Servotronics brought an ex parte application pursuant to 28 U.S.C. § 1782 in the United States District Court for the District of South Carolina to obtain testimony of South Carolina residents, three Boeing employees, for use in the UK arbitration, which the District Court denied.  The Fourth Circuit reversed and remanded, holding that a UK arbitration panel proceeding under the rules of the Chartered Institute of Arbitrators, qualified as a foreign tribunal for purposes of § 1782.  Id. at 216.  The Fourth Circuit refused to follow National Broadcasting Co., Inc. v. Bear Stearns & Co., Inc., 165 F.3d 184 (2d Cir. 1999), and Republic of Kazakhstan v. Biedermann Int’l, 168 F.3d 880 (5th Cir. 1999), finding that Congress’s 1964 change from “in any judicial proceeding pending in any court in a foreign country” to the current phrase, “in a proceeding in a foreign or international tribunal,” reflected the legislature’s intent to authorize U.S. assistance not only in court proceedings but also in quasi-judicial proceedings, including arbitration.  See id. at 213.  The Fourth Circuit also found that even if the more restrictive reasoning of National Broadcasting and Beidermann were applied, the UK tribunal would meet the definition of “an entity that exercise[s] government-conferred authority” because of the significant government regulation over arbitration in both the US and the UK.  See id. at 213-14.

The deep Circuit Court split is soon to be joined by the Ninth Circuit, although it remains to be seen which side the Ninth Circuit will take.  Less than a week after the Fourth Circuit’s decision in Servotronics, appellants in HRC-Hainan Holding Co., et al. v. Yihan Hu, et al., No. 20-15371 (9th Cir.) urged the Ninth Circuit to reverse the Northern District of California’s decision to allow discovery pursuant to § 1782 for use in a China International Economic and Trade Arbitration Commission (“CIETAC”) arbitration.  Appellants argued in a May 4, 2020 brief that the legislative history of § 1782 makes no reference to private arbitration, and this silence demonstrates that Congress did not intend to allow the use of § 1782 to enable discovery for use in private arbitrations.  Whether the Ninth Circuit will decide HRC-Hainan before the Supreme Court rules in Servotronics remains to be seen.

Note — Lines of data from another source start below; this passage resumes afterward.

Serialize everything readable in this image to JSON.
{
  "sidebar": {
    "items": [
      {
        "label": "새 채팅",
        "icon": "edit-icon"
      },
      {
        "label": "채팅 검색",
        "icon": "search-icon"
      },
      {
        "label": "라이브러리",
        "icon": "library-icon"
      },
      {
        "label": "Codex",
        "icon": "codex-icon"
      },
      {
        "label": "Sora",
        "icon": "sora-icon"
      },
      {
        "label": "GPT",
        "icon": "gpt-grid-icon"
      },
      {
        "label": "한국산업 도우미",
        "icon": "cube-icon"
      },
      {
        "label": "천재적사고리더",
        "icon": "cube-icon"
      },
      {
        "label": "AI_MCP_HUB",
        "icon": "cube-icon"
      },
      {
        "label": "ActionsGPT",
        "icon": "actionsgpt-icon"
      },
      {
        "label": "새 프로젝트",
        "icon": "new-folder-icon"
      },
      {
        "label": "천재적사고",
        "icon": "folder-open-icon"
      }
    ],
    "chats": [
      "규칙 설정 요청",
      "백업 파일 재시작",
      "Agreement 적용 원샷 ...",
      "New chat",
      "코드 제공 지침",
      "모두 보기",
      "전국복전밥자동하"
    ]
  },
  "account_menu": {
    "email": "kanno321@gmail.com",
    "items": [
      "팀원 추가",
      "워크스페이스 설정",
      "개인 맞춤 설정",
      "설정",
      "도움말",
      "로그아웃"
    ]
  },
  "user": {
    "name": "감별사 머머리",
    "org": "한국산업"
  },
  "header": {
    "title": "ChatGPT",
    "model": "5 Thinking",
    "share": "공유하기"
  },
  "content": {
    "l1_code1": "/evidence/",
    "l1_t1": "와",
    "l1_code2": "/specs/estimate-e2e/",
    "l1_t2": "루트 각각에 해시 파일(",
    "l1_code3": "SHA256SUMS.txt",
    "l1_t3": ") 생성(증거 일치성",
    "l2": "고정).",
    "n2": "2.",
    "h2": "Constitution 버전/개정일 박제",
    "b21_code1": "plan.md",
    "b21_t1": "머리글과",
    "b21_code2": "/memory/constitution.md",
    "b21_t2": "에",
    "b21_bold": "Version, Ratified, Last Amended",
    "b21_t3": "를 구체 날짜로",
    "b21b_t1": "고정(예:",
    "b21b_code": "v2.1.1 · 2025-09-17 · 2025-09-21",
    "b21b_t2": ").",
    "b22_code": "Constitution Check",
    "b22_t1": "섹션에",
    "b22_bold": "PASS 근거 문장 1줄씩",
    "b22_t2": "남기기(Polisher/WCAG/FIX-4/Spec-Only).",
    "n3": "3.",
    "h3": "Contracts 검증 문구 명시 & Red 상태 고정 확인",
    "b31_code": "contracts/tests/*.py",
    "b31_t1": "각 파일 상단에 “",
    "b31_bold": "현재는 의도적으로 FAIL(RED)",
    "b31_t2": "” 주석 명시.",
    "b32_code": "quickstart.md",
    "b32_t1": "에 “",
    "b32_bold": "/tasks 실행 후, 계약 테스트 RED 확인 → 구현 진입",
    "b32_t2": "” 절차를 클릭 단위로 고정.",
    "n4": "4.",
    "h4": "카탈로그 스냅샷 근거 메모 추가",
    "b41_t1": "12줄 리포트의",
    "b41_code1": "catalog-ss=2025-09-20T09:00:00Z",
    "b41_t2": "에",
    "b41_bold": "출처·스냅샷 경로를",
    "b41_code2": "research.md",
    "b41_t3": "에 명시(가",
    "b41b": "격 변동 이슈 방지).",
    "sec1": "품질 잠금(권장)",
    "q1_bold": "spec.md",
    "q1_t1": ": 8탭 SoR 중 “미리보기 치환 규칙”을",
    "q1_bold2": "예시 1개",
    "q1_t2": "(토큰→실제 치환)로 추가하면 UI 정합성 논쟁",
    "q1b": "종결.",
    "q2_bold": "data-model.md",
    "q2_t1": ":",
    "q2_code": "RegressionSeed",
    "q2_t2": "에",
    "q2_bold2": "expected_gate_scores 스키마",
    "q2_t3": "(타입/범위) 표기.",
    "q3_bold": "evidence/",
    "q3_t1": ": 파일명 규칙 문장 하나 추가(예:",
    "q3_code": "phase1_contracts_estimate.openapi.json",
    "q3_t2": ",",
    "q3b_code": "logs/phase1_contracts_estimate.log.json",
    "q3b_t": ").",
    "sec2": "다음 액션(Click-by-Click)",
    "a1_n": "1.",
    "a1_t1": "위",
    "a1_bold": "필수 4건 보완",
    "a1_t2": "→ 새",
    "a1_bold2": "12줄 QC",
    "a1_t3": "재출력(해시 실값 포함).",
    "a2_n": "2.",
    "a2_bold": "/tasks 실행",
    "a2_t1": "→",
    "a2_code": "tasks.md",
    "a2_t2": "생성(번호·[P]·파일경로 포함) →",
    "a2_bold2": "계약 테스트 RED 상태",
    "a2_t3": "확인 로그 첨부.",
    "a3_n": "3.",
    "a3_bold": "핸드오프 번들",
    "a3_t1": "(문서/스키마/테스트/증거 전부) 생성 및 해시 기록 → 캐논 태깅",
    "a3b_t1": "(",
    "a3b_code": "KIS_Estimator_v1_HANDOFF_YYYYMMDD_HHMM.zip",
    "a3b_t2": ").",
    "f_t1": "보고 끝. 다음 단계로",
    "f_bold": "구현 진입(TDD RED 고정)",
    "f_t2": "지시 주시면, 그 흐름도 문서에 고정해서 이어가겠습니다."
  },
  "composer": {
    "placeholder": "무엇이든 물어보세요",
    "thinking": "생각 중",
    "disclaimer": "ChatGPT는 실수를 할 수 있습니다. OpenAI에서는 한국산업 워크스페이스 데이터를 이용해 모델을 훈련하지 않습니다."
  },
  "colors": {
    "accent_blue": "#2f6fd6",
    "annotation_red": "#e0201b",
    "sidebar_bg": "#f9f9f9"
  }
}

If the Supreme Court grants certiorari in Servotronics and ultimately decides that a district court may order discovery under 28 U.S.C. § 1782 for use in private arbitrations, such a ruling could give rise to concerns that U.S.-style discovery will be available to parties in private international arbitrations, potentially disrupting the expectations of parties who chose arbitration precisely to avoid the burdens of extensive discovery.  But private litigants should still remember that § 1782 does not override contractual provisions or arbitral rules and procedures.  Rather, although the statute authorizes a district court to order discovery, it has no bearing on whether an arbitration tribunal will allow the use of such discovery as evidence in an arbitration.  Additionally, parties who seek discovery under § 1782 still will have to address the multiple factors enumerated by the Supreme Court in Intel Cop. v. Advanced Micro Devices, Inc., 542 U.S. 241 (2004), to determine whether discovery under § 1782 can be invoked, and district courts will retain discretion to deny discovery if they perceive an attempt to circumvent otherwise applicable restrictions on evidence-gathering.  See, e.g., ICDR International Arbitration Rules, Art. 21(10) (“Depositions, interrogatories, and requests to admit as developed for use in U.S. court procedures generally are not appropriate procedures for obtaining information in an arbitration under these Rules.”).  However, if the Supreme Court decides that “tribunal” does encompass private arbitral bodies, there will likely be an increase in the use of § 1782 by private litigants.  This may lead companies to consider explicitly specifying the type and scope of discovery that will and will not be available in an arbitration proceeding in their arbitration clauses.